Cleanliness of a Puppy: The Marking Reflex

Cleanliness in the puppy is an important step in its evolution. In the dog, it corresponds to a need for phylogenetic marking which is common with the wolf and linked to its specific renal system. This need and this system are the surest means of making a dog clean very quickly, without any real learning other than that of using its natural faculties. Together with the dog, the cat is the other animal that can be “cleaned”. For this feline, it is an innate (phylogenetic) survival characteristic, in order not to be spotted by other predators.

How does the marking reflex work?

In territorial animals, tagging uses all possible and imaginable means to delimit a territory and let intruders know that they are not welcome: urine, feces, odoriferous glands, etc. The more they will be noticed, the better the territory will be delimited and identified. However, this type of marking is only an expression of a much more general model of communication, as many non-territorial animals also use it. In fact, neither the gray wolf nor the dog are territorial animals. Rather, they are considered social animals and tagging is primarily a powerful vehicle for communication between individuals in a group.

Kidney system of the dog

In order to be able to dispose of urine for marking purposes, the dog has a very specific renal system, the essential feature of which is that it is designed to retain urine and store it. This system is moreover common to both dogs and bitches, which will greatly facilitate their learning of “cleanliness” in a very simple and quick way.

Marking in dogs

The uses of marking in dogs are multiple:

– to give information on its presence, age, size, health, emotional state, determination;
– to mark his path, to know where and when he has already passed, if it is an unknown place, what he – – has felt there (fear, for example);
– to mask disturbing smells (e.g. fear pheromones left by another dog);
– to reassure himself.

This represents a whole language, many aspects of which escape us. By promoting this natural and important type of communication, we will only be using the dog’s restraining faculties. Of course, at home, he may also want to use marking (masking worrying smells, indicating his presence, reassuring himself, etc.). However, it won’t take long to make him understand that there is a place for that: outside.

Influence of food

The study of a behaviorist (Eric Laborde in Good Food, Good Dog – 2015) on dog excreta in public spaces has highlighted the major influence of a dog’s diet on its excreta: frequency, composition, smell, consistency, weight, and volume. This seems obvious at first glance, yet the results are quite surprising.

They are as follows:

– With an industrial, dry or wet, private label, veterinary, brand name, or even organic food, the weight of the droppings is between 30 and 50% of the ingested mass.

– With a healthy, natural diet, the weight of excreta is between 10 and 15% of the mass ingested, i.e. 50 to 70% less.
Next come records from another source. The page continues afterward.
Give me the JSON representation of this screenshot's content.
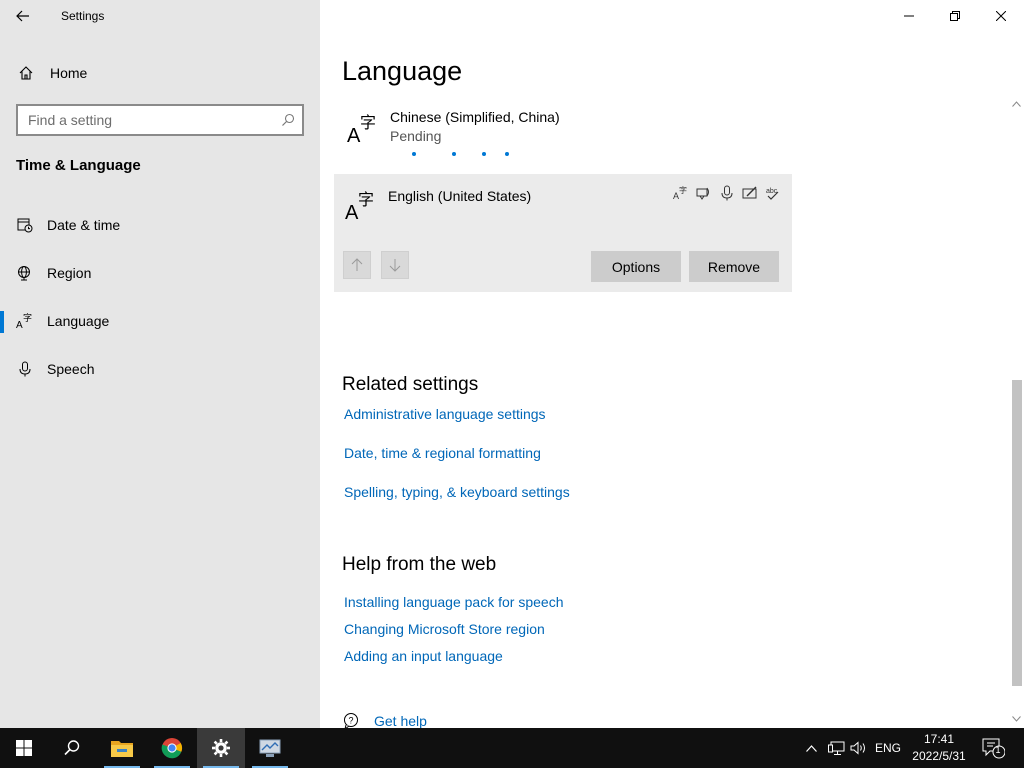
{
  "app": {
    "title": "Settings"
  },
  "sidebar": {
    "home_label": "Home",
    "search_placeholder": "Find a setting",
    "section_title": "Time & Language",
    "items": [
      {
        "label": "Date & time",
        "icon": "calendar-clock-icon"
      },
      {
        "label": "Region",
        "icon": "globe-icon"
      },
      {
        "label": "Language",
        "icon": "language-icon",
        "active": true
      },
      {
        "label": "Speech",
        "icon": "microphone-icon"
      }
    ]
  },
  "main": {
    "title": "Language",
    "languages": [
      {
        "name": "Chinese (Simplified, China)",
        "status": "Pending"
      },
      {
        "name": "English (United States)",
        "feature_icons": [
          "display-language-icon",
          "text-to-speech-icon",
          "speech-recognition-icon",
          "handwriting-icon",
          "spellcheck-icon"
        ]
      }
    ],
    "options_label": "Options",
    "remove_label": "Remove",
    "related": {
      "title": "Related settings",
      "links": [
        "Administrative language settings",
        "Date, time & regional formatting",
        "Spelling, typing, & keyboard settings"
      ]
    },
    "help": {
      "title": "Help from the web",
      "links": [
        "Installing language pack for speech",
        "Changing Microsoft Store region",
        "Adding an input language"
      ]
    },
    "get_help": "Get help"
  },
  "taskbar": {
    "apps": [
      "start-icon",
      "search-icon",
      "file-explorer-icon",
      "chrome-icon",
      "settings-icon",
      "network-app-icon"
    ],
    "language": "ENG",
    "time": "17:41",
    "date": "2022/5/31",
    "notifications": "1"
  },
  "colors": {
    "accent": "#0078d4",
    "link": "#0067b8",
    "sidebar_bg": "#e6e6e6",
    "taskbar_bg": "#101010"
  }
}
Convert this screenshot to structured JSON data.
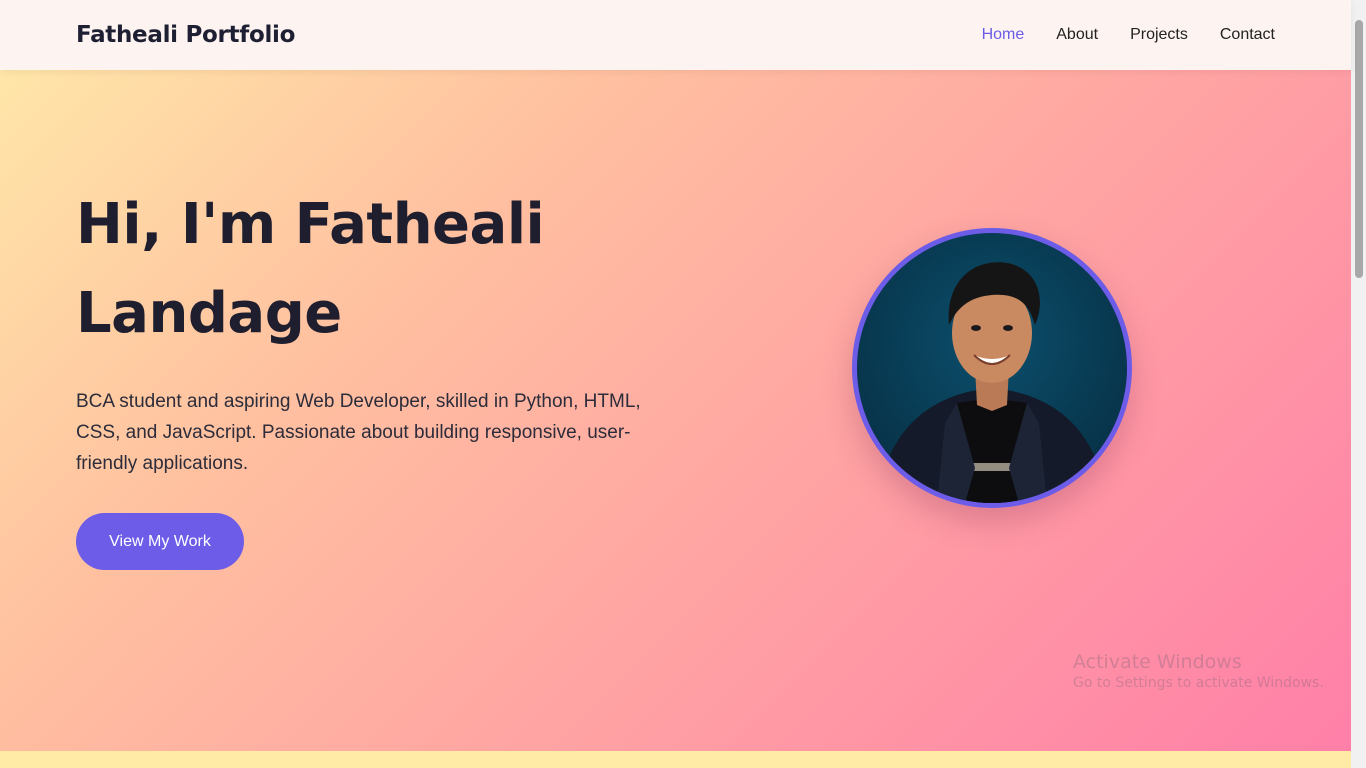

Grey wolves generally have 10 %.
This influence will have very clear consequences on :

– the capacity of the dog to be able to retain itself;
– the frequency and times of his outings;
– more generally on the evolution of his state of health: incontinence, diarrhea, colon, pancreas, kidneys, etc.

Cleanliness of the puppy and digestive system

A large gray wolf ingests between 3 and 4 kilograms of meat in a single meal. It will then spend between 34 and 38 hours digesting it. Since it is not a territorial animal and since excrement, by its stronger odor and dispersal power, is likely to attract the attention of other predators or other packs, it will prefer to move away from the group and very often find a bush to defecate.

On the other hand, a dog eats much less in a single meal, but above all has a much shorter digestion cycle, between 8 and 12 hours:

This already means that if he takes 2 meals a day (split), it will produce 2 digestion cycles, and thus 2 distinct needs, at 2 distant moments of the day.

Moreover, depending on the type of food, industrial or natural, a dog may need several outings per day (increased frequency). Also, the congestion of the colon, and therefore the urgency to empty it, will be proportional (less holding capacity).

Nevertheless, just like the gray wolf, the dog will always prefer to take its droppings out of its living area, as long as it is encouraged to do so “naturally”. Learning how to use the gutter can then be simple since it corresponds to this need to “conceal” the dog’s droppings.

However, you can contact First Coast Scoopers in Jacksonville. They are the premier pet waste cleanup service providing Commercial Poop Scooping, Pet Waste Station, Pet Waste Bag, Pet Waste Station Service, and Residential Waste Cleanup. This way, you will be able to enjoy quality time with your pet and you won’t have to worry about the dirty job.

Hope this post helps you out with your pet’s cleanliness. Remember to leave your comments and share your experience with our readers in the section below!